Hatsu-Yume (First Dream) is Bill Viola’s masterpiece, the greatest work by one of the most important video artists in the world. A spiritual allegory equating light and dark with life and death. Hatsu-Yume was produced in Japan in 1981 while Viola was artist-in-residence at the Sony Corporation. The title refers to Japanese folklore, wherein things done on the first day of a new year are significant. But the tape is not to be taken literally as a dream. For Viola, it’s more like the aboriginal concept of dreamtime, the creation of the world. That’s why, as a whole and in its parts, Hatsu-Yume progresses from darkness to light, stillness to motion, silence to sound, simplicity to complexity, nature to civilization. There are two interwoven themes: the dark water world of fish, and Buddhist rituals invoking the souls of dead ancestors. As in a dream, we frequently can’t tell if these wordless streams of image and sound are unfolding in real time, slow-motion or time-lapse. A work of extravagant pictorial beauty, Hatsu-Yume represents the most painterly use of light in the history of video. Form is content: the light that lures fish to their death protects human life. At once ominous, majestic, mystical and deeply spiritual, Hatsu-Yume is the work of a visionary poet of image and sound. Continue reading
Nhum is a construction foreman working in Bangkok. The political instability in Thailand has made its presence felt in all business sectors. Nhum suddenly finds himself out of jobs. He decides to head back to the northeast to attend a wedding during the Thai New Year in April — the hottest month of the year.
At the wedding in Khon Kaen, Nhum runs into Joy, a senior from his high school whom he used to have a crush on. They exchange their phone numbers.

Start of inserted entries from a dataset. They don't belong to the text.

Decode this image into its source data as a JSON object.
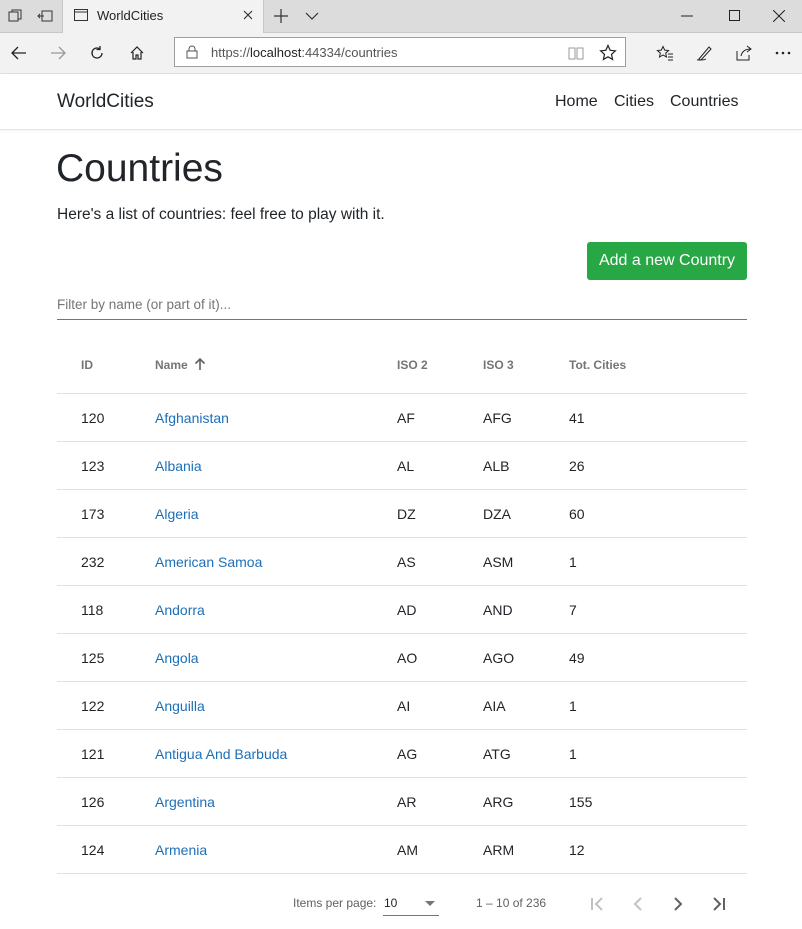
{
  "browser": {
    "tab_title": "WorldCities",
    "url_scheme": "https://",
    "url_host": "localhost",
    "url_rest": ":44334/countries"
  },
  "app": {
    "brand": "WorldCities",
    "nav": [
      "Home",
      "Cities",
      "Countries"
    ]
  },
  "page": {
    "title": "Countries",
    "lead": "Here's a list of countries: feel free to play with it.",
    "add_button": "Add a new Country",
    "filter_placeholder": "Filter by name (or part of it)..."
  },
  "table": {
    "columns": [
      "ID",
      "Name",
      "ISO 2",
      "ISO 3",
      "Tot. Cities"
    ],
    "sorted_column": "Name",
    "sort_direction": "ascending",
    "rows": [
      {
        "id": "120",
        "name": "Afghanistan",
        "iso2": "AF",
        "iso3": "AFG",
        "cities": "41"
      },
      {
        "id": "123",
        "name": "Albania",
        "iso2": "AL",
        "iso3": "ALB",
        "cities": "26"
      },
      {
        "id": "173",
        "name": "Algeria",
        "iso2": "DZ",
        "iso3": "DZA",
        "cities": "60"
      },
      {
        "id": "232",
        "name": "American Samoa",
        "iso2": "AS",
        "iso3": "ASM",
        "cities": "1"
      },
      {
        "id": "118",
        "name": "Andorra",
        "iso2": "AD",
        "iso3": "AND",
        "cities": "7"
      },
      {
        "id": "125",
        "name": "Angola",
        "iso2": "AO",
        "iso3": "AGO",
        "cities": "49"
      },
      {
        "id": "122",
        "name": "Anguilla",
        "iso2": "AI",
        "iso3": "AIA",
        "cities": "1"
      },
      {
        "id": "121",
        "name": "Antigua And Barbuda",
        "iso2": "AG",
        "iso3": "ATG",
        "cities": "1"
      },
      {
        "id": "126",
        "name": "Argentina",
        "iso2": "AR",
        "iso3": "ARG",
        "cities": "155"
      },
      {
        "id": "124",
        "name": "Armenia",
        "iso2": "AM",
        "iso3": "ARM",
        "cities": "12"
      }
    ]
  },
  "paginator": {
    "items_per_page_label": "Items per page:",
    "items_per_page": "10",
    "range": "1 – 10 of 236"
  },
  "colors": {
    "primary_button": "#28a745",
    "link": "#1e6fb8",
    "text": "#212529"
  }
}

Suddenly, we see an interview with the director’s family members, and we learn that the film itself is a semi-autobiography of the director’s life. The character of Nhum is as much a construct as it is real. From this point on, the film becomes the voyage of a young man into the labyrinths of the real and the imagined, the documentary and the fiction, the past and the present – and not only of his self but also of the Thai society writ large. Continue reading